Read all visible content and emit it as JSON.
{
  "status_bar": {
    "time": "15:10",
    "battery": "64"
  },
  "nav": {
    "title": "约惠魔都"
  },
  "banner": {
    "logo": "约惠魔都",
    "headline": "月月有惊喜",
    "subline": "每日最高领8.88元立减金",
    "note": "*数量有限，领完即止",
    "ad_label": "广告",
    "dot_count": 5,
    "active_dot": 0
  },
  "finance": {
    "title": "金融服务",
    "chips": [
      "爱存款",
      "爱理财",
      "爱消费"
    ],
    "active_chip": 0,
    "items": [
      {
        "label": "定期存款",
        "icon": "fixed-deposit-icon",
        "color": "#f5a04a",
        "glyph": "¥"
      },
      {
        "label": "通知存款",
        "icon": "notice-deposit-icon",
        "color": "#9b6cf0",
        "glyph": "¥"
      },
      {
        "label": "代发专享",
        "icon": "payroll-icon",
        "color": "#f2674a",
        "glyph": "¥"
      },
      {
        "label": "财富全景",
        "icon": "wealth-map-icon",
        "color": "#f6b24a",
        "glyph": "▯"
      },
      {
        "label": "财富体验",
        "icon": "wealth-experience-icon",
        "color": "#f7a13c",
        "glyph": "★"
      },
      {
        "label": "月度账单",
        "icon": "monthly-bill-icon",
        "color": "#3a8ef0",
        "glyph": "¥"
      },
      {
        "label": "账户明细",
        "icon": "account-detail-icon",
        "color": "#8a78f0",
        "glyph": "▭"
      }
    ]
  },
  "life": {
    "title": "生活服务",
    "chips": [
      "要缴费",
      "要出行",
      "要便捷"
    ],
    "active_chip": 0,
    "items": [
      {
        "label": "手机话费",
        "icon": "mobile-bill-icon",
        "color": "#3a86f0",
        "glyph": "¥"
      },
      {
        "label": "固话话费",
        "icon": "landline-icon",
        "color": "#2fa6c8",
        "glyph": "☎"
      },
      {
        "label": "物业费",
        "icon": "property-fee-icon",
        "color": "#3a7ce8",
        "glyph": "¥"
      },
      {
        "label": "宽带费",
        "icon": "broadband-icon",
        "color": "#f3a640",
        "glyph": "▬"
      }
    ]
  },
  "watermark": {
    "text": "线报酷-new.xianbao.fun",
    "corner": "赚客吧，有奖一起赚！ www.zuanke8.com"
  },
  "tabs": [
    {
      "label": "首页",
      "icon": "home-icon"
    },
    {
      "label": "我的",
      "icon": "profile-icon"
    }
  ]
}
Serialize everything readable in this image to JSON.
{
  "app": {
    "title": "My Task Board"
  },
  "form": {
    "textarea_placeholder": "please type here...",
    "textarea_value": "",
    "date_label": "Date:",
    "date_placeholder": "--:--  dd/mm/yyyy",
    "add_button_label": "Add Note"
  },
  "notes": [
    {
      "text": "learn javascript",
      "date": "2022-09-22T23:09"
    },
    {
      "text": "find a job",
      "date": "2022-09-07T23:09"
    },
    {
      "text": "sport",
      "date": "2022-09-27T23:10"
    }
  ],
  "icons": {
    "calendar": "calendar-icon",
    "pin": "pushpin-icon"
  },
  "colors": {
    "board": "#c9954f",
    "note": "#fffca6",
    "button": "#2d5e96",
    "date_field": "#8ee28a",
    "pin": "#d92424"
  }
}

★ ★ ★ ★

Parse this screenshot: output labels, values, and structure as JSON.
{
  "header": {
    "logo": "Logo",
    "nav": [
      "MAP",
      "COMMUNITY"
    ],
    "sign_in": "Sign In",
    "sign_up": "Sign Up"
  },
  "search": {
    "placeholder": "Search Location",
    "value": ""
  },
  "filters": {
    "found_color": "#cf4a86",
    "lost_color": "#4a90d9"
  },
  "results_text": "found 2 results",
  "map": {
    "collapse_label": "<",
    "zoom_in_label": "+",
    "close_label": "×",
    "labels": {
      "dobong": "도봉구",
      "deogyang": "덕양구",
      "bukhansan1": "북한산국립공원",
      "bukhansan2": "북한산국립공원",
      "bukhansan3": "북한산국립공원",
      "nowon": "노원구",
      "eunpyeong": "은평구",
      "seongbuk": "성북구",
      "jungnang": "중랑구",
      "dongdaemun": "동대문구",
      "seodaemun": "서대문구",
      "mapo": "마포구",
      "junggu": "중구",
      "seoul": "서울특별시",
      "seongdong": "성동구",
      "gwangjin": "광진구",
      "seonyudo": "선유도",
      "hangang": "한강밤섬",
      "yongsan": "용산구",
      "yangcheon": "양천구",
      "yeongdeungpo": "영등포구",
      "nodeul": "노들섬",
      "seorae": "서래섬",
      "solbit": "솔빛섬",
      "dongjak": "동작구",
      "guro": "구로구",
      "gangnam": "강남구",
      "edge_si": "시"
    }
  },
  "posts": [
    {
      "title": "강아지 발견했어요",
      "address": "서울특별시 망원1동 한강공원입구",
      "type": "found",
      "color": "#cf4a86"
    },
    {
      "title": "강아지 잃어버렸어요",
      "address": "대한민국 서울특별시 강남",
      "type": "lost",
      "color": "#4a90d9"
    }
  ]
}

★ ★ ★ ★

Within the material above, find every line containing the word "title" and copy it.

*Completed task*.
    "title": "约惠魔都"
    "title": "金融服务",
    "title": "生活服务",
    "title": "My Task Board"
      "title": "강아지 발견했어요",
      "title": "강아지 잃어버렸어요",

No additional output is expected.